A Strong Step for Safety
In the February edition of HealthLeaders magazine, I write about how some hospitals are learning from the high-profile errors of others and taking steps to make sure that those same errors don't occur at their facilities.
Dan Sheridan, medication safety pharmacist at the Marion (OH) General Hospital, says part of his organization's strategy to prevent medical errors has been an environment where staff members are encouraged to report mistakes.
"If people think that they're going to be punished when they report an error, they won't report the error, and then we can't prevent it. We strongly encourage people to report errors and thank them for doing so," he says.
This strategy has worked for many hospitals, and now the U.S. Department of Health and Human Services (HHS) is hoping that the establishment of patient safety organizations (PSO) will further encourage doctors and other caregivers to voluntarily report medical mistakes and other dangers to patients' wellbeing. The rule--that would allow the Agency for Healthcare Research and Quality to certify public and private organizations as PSOs--was announced earlier this week.
This is a very big step for healthcare in the United States. It's a way to change the secretive cultures that exist in our hospitals--created by a litigious society that suppresses the ability for physicians and other caregivers to admit mistakes and discuss with others how to prevent future errors.
PSOs will not only confidentially collect information about mistakes, but also work with the erring physician and his or her colleagues to make sure that this particular error is prevented in the future. PSO members will act as "consultants" suggesting changes in routine procedures that can make the hospital a safer place for patients.
The organizations will also make it more likely that physicians and healthcare organizations will collect and report patient safety data--giving the industry a better handle on what errors are occurring and what can be done nationwide to prevent recurrences. Knowing what's happening in the industry and being able to sit down with your own staff to discuss it is important for any hospital's effort to eliminate medical errors.

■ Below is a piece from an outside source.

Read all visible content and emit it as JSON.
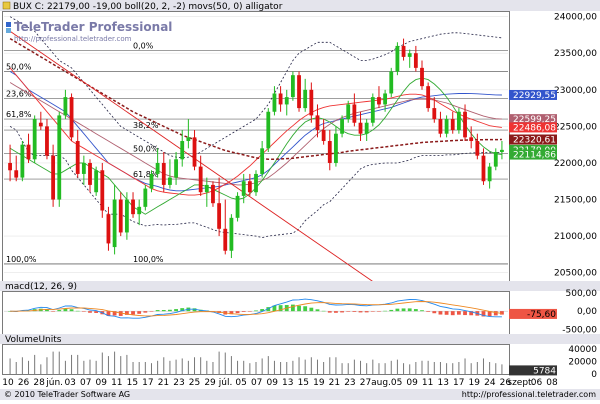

Take what happened to three newborns at Cedars-Sinai Medical Center in November 2007. The infants received 10 times the recommended dose of the blood thinner herapin--the same exact error that occurred at in September 2006 at Clarian's Methodist Hospital. In my HealthLeaders article, Kurt Patton, former executive director of accreditation services for The Joint Commission (formerly JCAHO) and principal of Patton Healthcare Consulting, LLC, in Glendale, AZ, says keeping track of what's happening in other healthcare organizations and using that information to discuss patient safety with your staff is key.
"I think many hospitals probably are looking at these occurrences in other organizations. When you hear about something like this, you bring the information to your staff meeting and ask, 'How vulnerable are we?' and 'What can we do to prevent it happening here?' " he says.
Communication is key to problem solving in any organization and HHS' proposed rule will go a long way in encouraging healthcare providers and organizations to not only share what's going wrong at their hospital, but to talk about it in a way that will prevent future mistakes.
Maureen Larkin is quality editor with HealthLeaders magazine. She can be reached at firstname.lastname@example.org.